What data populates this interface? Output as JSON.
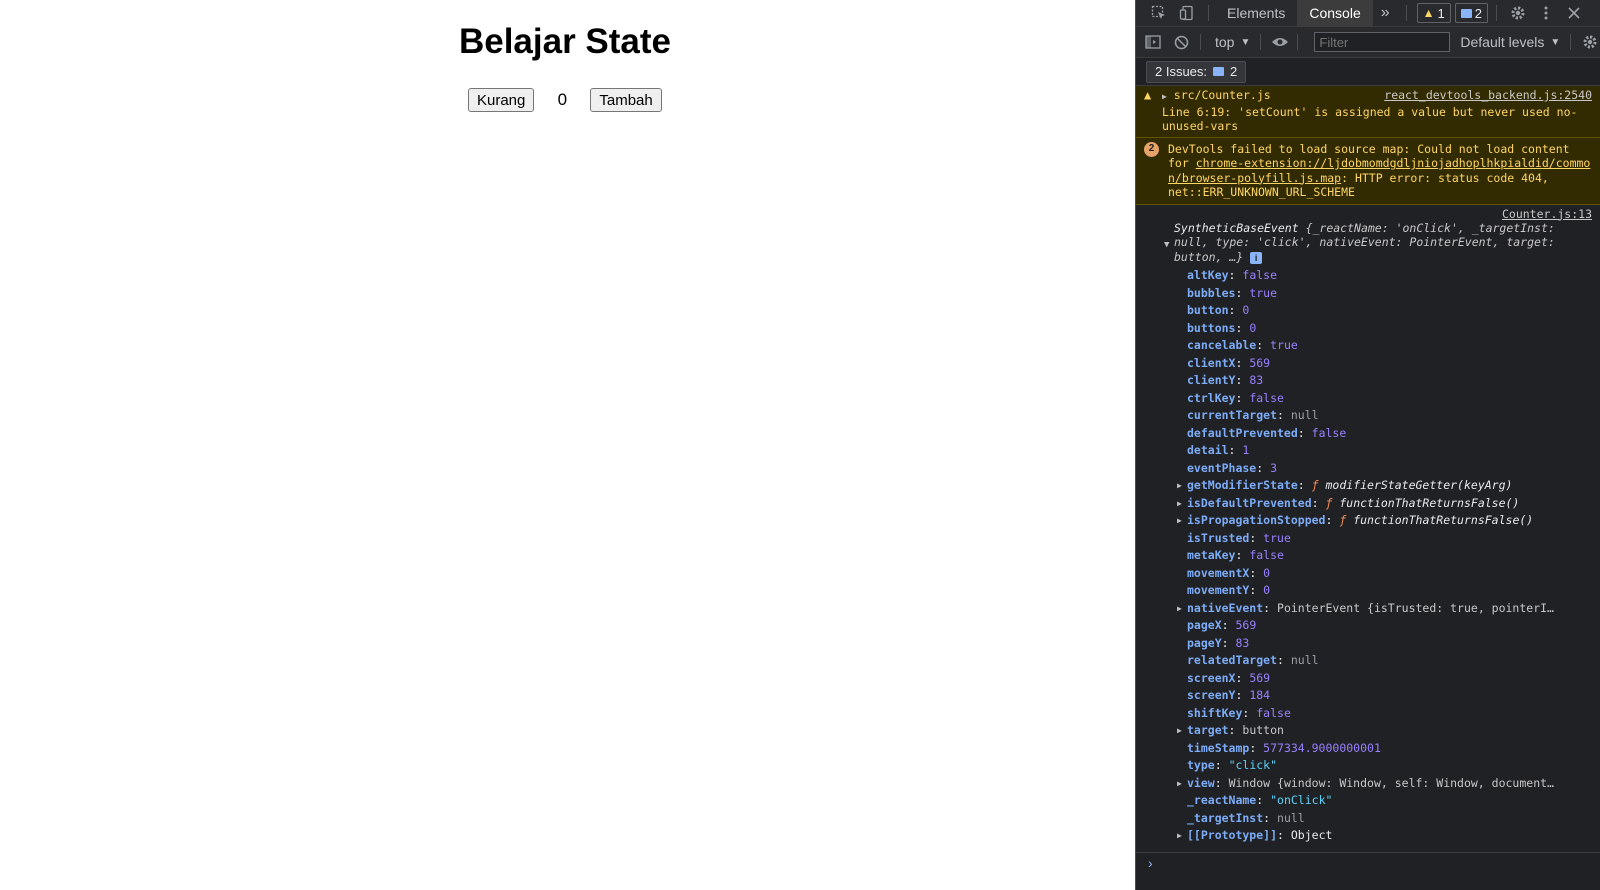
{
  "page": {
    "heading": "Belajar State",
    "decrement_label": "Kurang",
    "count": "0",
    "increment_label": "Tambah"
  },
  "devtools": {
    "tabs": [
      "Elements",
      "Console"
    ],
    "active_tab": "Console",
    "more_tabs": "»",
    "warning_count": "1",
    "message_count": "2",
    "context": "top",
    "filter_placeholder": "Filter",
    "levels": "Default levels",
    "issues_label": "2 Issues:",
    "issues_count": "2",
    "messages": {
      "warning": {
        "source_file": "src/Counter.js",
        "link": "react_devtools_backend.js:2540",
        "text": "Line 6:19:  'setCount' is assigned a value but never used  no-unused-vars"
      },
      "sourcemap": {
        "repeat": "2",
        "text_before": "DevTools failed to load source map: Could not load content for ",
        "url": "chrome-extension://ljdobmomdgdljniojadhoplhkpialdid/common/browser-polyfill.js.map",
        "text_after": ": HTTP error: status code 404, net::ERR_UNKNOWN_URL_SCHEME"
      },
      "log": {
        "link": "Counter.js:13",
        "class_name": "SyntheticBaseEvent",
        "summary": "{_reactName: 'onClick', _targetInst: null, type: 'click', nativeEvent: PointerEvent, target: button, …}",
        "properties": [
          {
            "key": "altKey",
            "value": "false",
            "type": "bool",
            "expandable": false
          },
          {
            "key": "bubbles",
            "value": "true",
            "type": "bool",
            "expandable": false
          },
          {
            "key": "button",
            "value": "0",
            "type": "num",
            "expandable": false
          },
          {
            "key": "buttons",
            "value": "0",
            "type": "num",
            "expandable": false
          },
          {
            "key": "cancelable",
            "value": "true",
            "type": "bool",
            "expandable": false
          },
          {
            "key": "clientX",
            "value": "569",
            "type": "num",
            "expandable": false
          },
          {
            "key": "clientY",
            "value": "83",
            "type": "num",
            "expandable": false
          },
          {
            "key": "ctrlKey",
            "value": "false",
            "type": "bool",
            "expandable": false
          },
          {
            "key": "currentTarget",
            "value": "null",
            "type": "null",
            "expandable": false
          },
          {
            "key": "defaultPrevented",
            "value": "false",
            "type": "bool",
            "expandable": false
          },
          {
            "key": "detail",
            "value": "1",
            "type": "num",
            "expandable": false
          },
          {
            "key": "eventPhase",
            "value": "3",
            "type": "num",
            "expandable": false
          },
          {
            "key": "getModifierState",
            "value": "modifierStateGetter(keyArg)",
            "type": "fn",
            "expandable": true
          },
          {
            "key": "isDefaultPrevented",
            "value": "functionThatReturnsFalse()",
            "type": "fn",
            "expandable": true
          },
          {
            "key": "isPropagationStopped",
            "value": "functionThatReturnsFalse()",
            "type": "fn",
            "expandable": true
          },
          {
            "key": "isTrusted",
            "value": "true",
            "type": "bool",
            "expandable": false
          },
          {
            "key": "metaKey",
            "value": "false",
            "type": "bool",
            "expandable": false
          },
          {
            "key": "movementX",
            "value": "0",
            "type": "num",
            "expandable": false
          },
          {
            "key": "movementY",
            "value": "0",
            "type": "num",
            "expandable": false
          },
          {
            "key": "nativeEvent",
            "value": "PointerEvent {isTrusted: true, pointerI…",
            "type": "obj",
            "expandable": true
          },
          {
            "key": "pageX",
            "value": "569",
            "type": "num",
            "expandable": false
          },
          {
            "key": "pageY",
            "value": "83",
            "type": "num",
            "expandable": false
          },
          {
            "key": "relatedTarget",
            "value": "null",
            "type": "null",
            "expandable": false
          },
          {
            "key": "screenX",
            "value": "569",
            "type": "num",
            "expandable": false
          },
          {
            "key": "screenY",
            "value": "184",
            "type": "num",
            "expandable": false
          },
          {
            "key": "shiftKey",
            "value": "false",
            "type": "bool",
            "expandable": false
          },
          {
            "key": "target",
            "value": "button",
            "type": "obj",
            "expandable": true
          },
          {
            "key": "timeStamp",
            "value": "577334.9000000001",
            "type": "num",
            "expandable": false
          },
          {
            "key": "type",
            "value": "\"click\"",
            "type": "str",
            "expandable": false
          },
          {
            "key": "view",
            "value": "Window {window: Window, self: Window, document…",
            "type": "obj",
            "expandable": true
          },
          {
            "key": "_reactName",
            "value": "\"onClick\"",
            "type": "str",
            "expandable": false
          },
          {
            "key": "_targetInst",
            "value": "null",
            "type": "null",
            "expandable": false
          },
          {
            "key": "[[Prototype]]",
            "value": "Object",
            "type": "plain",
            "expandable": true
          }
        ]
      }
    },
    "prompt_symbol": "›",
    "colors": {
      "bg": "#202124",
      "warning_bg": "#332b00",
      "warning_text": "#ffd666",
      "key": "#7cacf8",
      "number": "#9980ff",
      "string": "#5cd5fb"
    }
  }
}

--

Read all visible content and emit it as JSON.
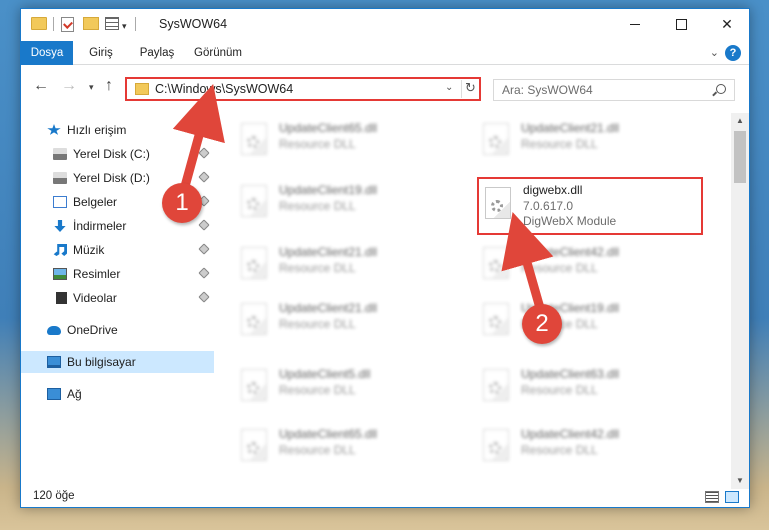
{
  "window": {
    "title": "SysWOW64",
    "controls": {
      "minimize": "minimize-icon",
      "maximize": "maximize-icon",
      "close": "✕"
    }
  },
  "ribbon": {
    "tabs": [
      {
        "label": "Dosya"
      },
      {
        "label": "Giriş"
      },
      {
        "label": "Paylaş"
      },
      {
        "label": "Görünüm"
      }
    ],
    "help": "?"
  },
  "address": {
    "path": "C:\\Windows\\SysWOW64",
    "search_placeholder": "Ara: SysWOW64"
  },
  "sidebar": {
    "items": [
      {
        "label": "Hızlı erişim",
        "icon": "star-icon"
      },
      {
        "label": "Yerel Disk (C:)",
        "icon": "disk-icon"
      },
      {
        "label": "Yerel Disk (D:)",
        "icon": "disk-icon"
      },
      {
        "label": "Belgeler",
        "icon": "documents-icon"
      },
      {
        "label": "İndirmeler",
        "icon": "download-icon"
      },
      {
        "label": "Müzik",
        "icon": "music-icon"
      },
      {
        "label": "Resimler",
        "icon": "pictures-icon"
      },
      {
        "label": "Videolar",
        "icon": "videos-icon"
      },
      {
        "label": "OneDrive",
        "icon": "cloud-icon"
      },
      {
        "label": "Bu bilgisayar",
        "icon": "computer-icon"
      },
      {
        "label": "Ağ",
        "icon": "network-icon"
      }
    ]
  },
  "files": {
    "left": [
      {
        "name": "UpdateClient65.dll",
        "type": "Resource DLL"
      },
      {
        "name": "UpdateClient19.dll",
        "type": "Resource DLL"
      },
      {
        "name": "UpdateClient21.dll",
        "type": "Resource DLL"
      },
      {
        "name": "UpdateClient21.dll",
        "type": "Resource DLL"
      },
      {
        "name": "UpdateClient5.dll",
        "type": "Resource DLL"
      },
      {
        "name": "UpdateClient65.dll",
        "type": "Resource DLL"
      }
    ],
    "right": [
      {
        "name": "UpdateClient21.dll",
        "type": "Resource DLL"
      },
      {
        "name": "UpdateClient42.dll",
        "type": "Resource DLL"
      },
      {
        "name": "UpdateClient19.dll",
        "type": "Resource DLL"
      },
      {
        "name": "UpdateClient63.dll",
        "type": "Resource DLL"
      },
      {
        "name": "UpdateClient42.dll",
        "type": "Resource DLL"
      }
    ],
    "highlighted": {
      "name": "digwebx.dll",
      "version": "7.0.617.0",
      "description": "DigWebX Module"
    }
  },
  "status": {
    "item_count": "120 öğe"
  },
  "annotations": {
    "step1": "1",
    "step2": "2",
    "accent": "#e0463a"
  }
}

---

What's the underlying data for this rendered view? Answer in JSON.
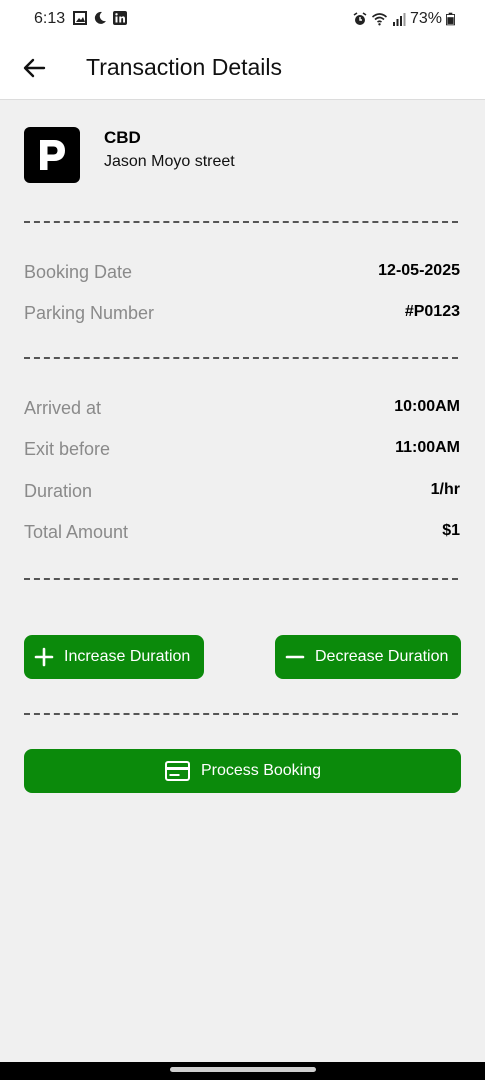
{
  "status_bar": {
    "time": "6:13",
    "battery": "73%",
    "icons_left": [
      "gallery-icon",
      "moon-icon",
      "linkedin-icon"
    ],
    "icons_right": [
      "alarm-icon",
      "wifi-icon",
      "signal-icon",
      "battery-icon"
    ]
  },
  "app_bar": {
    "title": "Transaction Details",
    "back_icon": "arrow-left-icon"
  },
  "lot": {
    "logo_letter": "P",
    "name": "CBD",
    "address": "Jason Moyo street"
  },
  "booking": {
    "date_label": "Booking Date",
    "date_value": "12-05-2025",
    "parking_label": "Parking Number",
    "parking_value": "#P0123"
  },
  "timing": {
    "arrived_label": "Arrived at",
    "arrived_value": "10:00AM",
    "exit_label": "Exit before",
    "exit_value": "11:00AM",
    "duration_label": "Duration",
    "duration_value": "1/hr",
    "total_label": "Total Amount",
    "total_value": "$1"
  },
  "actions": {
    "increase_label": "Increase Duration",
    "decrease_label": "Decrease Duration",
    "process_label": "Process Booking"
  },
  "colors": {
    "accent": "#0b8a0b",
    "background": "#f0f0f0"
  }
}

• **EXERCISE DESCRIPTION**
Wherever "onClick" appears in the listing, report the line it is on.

• **OUTPUT OF THE EXERCISE**
        "summary": "{_reactName: 'onClick', _targetInst: null, type: 'click', nativeEvent: PointerEvent, target: button, …}",
            "value": "\"onClick\"",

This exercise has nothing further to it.